Another reason these abandoned hospitals and abandoned asylums can sit empty for so long is that they have an on-property cemetery. Graveyards and memorial statuary are protected under various regulations and red tape. This may hold up the city in enough red tape that they shelve the entire process. As a result, they let the abandoned hospital rot where it stands.
Again, this is a benefit for urban explorers. However, it is important to always keep in mind the sanctity and integrity of any hallowed ground such as a cemetery. While it may be abandoned and forgotten, it is in the best interest of our community to respect these locations. The goal is to not be lumped in with the casual vandal.
Dangers For Urban Explorers in Abandoned Hospitals and Asylums
Old structures always include new levels of exploration complications. Abandoned hospitals top the list. The age of the buildings often means they will have asbestos-protected pipes. These pipes will be in some array of decomposition, so there is almost assuredly going to be asbestos dust in the air. As a result, it’s important to wear a respirator for the safety of your lungs.

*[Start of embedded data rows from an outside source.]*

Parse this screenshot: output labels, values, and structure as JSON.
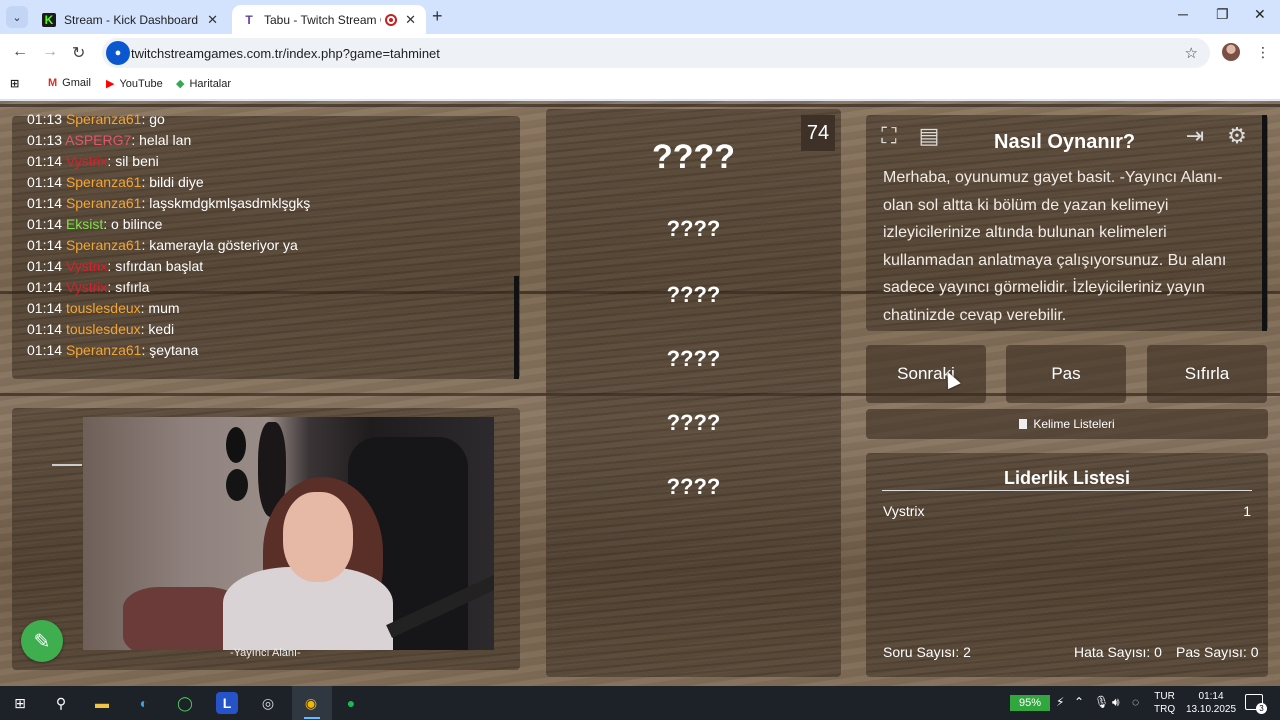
{
  "browser": {
    "tabs": [
      {
        "title": "Stream - Kick Dashboard",
        "favicon": "kick-icon"
      },
      {
        "title": "Tabu - Twitch Stream Game",
        "favicon": "twitch-games-icon"
      }
    ],
    "url": "twitchstreamgames.com.tr/index.php?game=tahminet",
    "bookmarks": [
      {
        "label": "Gmail",
        "icon": "gmail-icon",
        "color": "#d93025"
      },
      {
        "label": "YouTube",
        "icon": "youtube-icon",
        "color": "#ff0000"
      },
      {
        "label": "Haritalar",
        "icon": "maps-icon",
        "color": "#34a853"
      }
    ]
  },
  "chat": {
    "messages": [
      {
        "time": "01:13",
        "user": "Speranza61",
        "text": ": go",
        "color": "#f4a533"
      },
      {
        "time": "01:13",
        "user": "ASPERG7",
        "text": ": helal lan",
        "color": "#e0566b"
      },
      {
        "time": "01:14",
        "user": "Vystrix",
        "text": ": sil beni",
        "color": "#d9202e"
      },
      {
        "time": "01:14",
        "user": "Speranza61",
        "text": ": bildi diye",
        "color": "#f4a533"
      },
      {
        "time": "01:14",
        "user": "Speranza61",
        "text": ": laşskmdgkmlşasdmklşgkş",
        "color": "#f4a533"
      },
      {
        "time": "01:14",
        "user": "Eksist",
        "text": ": o bilince",
        "color": "#7fe04d"
      },
      {
        "time": "01:14",
        "user": "Speranza61",
        "text": ": kamerayla gösteriyor ya",
        "color": "#f4a533"
      },
      {
        "time": "01:14",
        "user": "Vystrix",
        "text": ": sıfırdan başlat",
        "color": "#d9202e"
      },
      {
        "time": "01:14",
        "user": "Vystrix",
        "text": ": sıfırla",
        "color": "#d9202e"
      },
      {
        "time": "01:14",
        "user": "touslesdeux",
        "text": ": mum",
        "color": "#f4a533"
      },
      {
        "time": "01:14",
        "user": "touslesdeux",
        "text": ": kedi",
        "color": "#f4a533"
      },
      {
        "time": "01:14",
        "user": "Speranza61",
        "text": ": şeytana",
        "color": "#f4a533"
      }
    ]
  },
  "streamer": {
    "label": "-Yayıncı Alanı-"
  },
  "game": {
    "timer": "74",
    "main_word": "????",
    "taboo_words": [
      "????",
      "????",
      "????",
      "????",
      "????"
    ]
  },
  "rules": {
    "title": "Nasıl Oynanır?",
    "text": "Merhaba, oyunumuz gayet basit. -Yayıncı Alanı- olan sol altta ki bölüm de yazan kelimeyi izleyicilerinize altında bulunan kelimeleri kullanmadan anlatmaya çalışıyorsunuz. Bu alanı sadece yayıncı görmelidir. İzleyicileriniz yayın chatinizde cevap verebilir."
  },
  "actions": {
    "next": "Sonraki",
    "pass": "Pas",
    "reset": "Sıfırla",
    "word_lists": "Kelime Listeleri"
  },
  "leaderboard": {
    "title": "Liderlik Listesi",
    "rows": [
      {
        "name": "Vystrix",
        "score": "1"
      }
    ],
    "stats": {
      "questions": "Soru Sayısı: 2",
      "errors": "Hata Sayısı: 0",
      "passes": "Pas Sayısı: 0"
    }
  },
  "taskbar": {
    "battery": "95%",
    "lang_top": "TUR",
    "lang_bottom": "TRQ",
    "time": "01:14",
    "date": "13.10.2025",
    "notifications": "3"
  }
}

The peeling paint coming off in ribbons and strips from the walls and ceilings may be lead paint depending on how long ago the hospital was abandoned, and the last time it was painted. As these paint chips crumble into dust, you’re breathing in that lead.
Old buildings also may have locations that were workplace hazards that would never exist in today’s modern buildings. Many of these abandoned hospitals were erected before regulators such as OSHA existed and could have ancient hazards that you would never suspect.
Old mechanical rooms are full of heavy machinery on rusted supports or other unforeseen dangers that pose a risk to those of us peering into these windows of the past. Long story short, be careful.
Staying Safe While Exploring
Aside from the age of the structure, rusting metal, rotten wood, and collapsing floors, urbex adventurers need to keep additional hospital-specific hazards in mind. As these abandoned hospitals and asylums fall into disarray, the already unsanitary conditions dissolve rapidly into a rather unpleasant environment.
If the hospital had an incinerator, there is likely going to be a large hazard in exploring it. With self-locking doors, rusted hinges, and the fact that it was never designed for isolated exploration, it is possible to find yourself locked in an inescapable structure that could require you to call for outside assistance. Also, the existence of bio-hazardous material is more likely in an abandoned hospital.
Some facilities have been found with jars containing specimens and parts for further examination being left behind. We have all seen the jarring (see what I did there) photos. There is no telling what you may come across in these old abandoned hospitals, so keep your sanity and explore safely.